Why are we doing this? Critically important to the health of all of us is what we eat. There are many forces enticing us to choose foods that, ultimately, are not the best for our future. To encourage better choices, we started farmers markets at Kaiser Permanente in 2003. We now have markets at over 35 of our hospitals and office buildings around the country. Other major health care institutions have followed. It’s hard to walk past a fresh peach in the middle of July. We are also bringing more and more food from local producers into our hospitals. Some of our markets feature all organic produce. There are still very few markets in the Greater Bay Area that are all organic. Using local and seasonal foods as the basis for our diets is a great start. Organically grown produce is even better because these foods are not just good for you and your family, but also good for the environment and the people who grow the food.
Highlights of the conference include a keynote address by journalist and author, Michael Pollan. Celebrated cookbook author, Mollie Katzen, will also speak. In addition, the conference will take us from fields laden with organophosphate pesticides to a celebrated organic farm. We will look at the distribution system’s support for sustainable agriculture, the increasing use of these foods in hospital systems, and the role of an international organization, Health Care Without Harm, in helping make these changes happen. We will also hear about the challenges that many communities face in having access to good food, as well as strategies to improve this for the future.

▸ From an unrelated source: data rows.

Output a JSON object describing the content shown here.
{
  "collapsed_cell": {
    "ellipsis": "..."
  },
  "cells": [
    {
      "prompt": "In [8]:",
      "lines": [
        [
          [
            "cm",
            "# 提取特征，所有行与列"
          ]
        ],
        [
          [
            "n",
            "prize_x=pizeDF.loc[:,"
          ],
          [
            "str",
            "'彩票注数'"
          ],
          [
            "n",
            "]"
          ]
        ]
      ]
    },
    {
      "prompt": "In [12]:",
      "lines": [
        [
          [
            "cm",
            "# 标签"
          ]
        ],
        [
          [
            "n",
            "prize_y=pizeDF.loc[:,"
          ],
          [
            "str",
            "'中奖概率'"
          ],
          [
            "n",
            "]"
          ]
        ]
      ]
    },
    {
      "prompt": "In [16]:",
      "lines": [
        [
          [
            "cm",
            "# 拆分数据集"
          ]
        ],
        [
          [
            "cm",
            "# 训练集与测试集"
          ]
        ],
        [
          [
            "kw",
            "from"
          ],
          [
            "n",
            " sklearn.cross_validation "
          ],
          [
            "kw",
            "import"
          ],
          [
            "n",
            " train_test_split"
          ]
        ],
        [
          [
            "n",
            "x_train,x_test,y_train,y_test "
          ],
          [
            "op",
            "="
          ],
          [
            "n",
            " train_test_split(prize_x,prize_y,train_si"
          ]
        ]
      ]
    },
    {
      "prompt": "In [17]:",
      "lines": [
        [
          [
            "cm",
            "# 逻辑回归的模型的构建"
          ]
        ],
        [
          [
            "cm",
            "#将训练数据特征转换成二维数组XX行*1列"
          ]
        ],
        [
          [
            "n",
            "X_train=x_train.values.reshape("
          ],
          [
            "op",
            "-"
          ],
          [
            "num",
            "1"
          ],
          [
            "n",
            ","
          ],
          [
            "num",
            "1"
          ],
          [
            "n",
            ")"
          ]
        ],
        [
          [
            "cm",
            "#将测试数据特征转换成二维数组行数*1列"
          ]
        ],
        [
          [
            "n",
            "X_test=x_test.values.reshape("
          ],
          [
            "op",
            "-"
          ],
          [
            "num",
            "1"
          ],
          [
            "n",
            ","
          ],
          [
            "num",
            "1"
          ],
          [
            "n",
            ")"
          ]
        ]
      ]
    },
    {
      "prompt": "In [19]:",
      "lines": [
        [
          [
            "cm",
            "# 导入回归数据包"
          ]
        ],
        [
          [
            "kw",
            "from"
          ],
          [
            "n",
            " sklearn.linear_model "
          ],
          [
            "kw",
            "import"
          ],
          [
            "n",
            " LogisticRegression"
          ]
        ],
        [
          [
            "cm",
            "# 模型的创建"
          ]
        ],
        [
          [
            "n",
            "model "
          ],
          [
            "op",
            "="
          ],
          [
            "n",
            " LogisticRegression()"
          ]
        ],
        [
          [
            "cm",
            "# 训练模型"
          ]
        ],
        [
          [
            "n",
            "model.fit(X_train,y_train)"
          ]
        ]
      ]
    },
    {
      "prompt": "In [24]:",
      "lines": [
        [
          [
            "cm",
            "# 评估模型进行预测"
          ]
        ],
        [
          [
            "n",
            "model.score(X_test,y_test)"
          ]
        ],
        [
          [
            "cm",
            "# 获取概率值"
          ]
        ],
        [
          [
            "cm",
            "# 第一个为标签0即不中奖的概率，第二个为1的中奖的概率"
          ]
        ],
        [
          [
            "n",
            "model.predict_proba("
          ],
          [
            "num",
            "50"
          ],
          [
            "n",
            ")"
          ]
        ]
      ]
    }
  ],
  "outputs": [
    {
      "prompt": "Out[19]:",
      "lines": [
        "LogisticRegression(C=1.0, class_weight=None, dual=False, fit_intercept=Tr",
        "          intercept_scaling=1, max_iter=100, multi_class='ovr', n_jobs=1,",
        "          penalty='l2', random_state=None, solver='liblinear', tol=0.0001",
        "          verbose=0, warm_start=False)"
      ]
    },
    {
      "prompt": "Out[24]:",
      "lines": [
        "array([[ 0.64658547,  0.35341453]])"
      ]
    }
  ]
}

I hope that all those who attend will come away with ideas and the understanding that all of us can vote for a different future with our forks and that those of us in health care can help create healthier futures for our patients and communities. For those who aren’t there, I promise to continue this discussion right here.